Next up: weather-stripping to try to close off as many of the gaping holes under our poorly-fitted doors as possible. I felt good about the job done, with the exception of a yawning vertical gap between two doors caused by warped wood. I didn't have enough material to cover the vertical gap higher than 6 inches, but it would have to do. It did not, in fact, do much. For the last week we have been greeted by the many evidences of our old friend, Chubby. He would not be denied. Last night I played the last cards in my hand. I placed a truly gigantic glue trap immediately below the partially covered gap in our warped door, turned off the lights, crossed my fingers, and headed to bed.
I had not been in bed more than two minutes when I heard the loud sound of plastic scraping across the floor. Jumping out of bed in my pajamas, I flew downstairs to find my old nemesis, Chubby. He's fairly athletic for a fat rat, and had managed to clear the vertical weather stripping completely, landing with only his rear legs and tail on the glue trap. It was enough. He was caught, but trying to get away. I grabbed a pair of gloves, donned my flip-flops, unlocked the front door, unlocked the front security gate, grabbed the trap, Chubby and all, and headed outside. I planned on chucking Chubby into the overgrown, deserted lot next door for nature to take it's course. As I threw him, however, I realized that my glove was stuck in the glue, as well. In an effort to remove the trap and Chubby from my hand, I stepped on it with my flip flop. With horror, I realized that I now had a live rat glued to my foot. What happened next is honestly a blur. It involved me essentially dancing in my dead calm street at midnight, trying desperately to shake a rat off of my foot. I'm pretty sure I was also yelling incoherently. When the dust settled (literally), I had a dead rat glued to my flip-flop and a fine sheen of sweat as I looked anxiously for lights to flicker on in my neighbors' homes. It was over. He did not go down without a fight, but Chubby had been vanquished.

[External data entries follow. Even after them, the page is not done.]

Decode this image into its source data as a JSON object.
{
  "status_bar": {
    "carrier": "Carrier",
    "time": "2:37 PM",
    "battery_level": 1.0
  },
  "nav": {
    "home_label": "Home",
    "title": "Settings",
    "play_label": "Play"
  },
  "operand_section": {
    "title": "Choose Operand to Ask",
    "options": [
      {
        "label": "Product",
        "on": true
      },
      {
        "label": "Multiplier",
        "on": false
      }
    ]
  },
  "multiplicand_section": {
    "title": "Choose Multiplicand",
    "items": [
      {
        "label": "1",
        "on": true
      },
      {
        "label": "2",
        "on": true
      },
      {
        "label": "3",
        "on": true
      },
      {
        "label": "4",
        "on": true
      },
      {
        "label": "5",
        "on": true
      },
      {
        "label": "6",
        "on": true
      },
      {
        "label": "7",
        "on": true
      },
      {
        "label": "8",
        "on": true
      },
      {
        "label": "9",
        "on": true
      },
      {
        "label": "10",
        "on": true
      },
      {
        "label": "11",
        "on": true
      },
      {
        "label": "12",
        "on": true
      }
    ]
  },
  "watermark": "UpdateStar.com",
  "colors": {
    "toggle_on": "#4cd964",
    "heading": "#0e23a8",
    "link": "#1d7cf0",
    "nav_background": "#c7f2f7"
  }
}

The sun dawned clear on a home free of any signs of late night life this morning, and we are praying earnestly that this season of cohabitation with unwanted guests is over. In the big scheme of life it's not a major stressor but coupled with our usual level of language and foreign-culture-fueled stress, it's certainly walked us closer to the edge of breakthrough stress than we'd prefer to live. God has been good in all of it, growing us, as always, along the way. We're learning to laugh when we don't know what else to do, and are confident that nothing can shake us from our firm conviction that we are right where we are supposed to be. Nothing. Not even Chubby.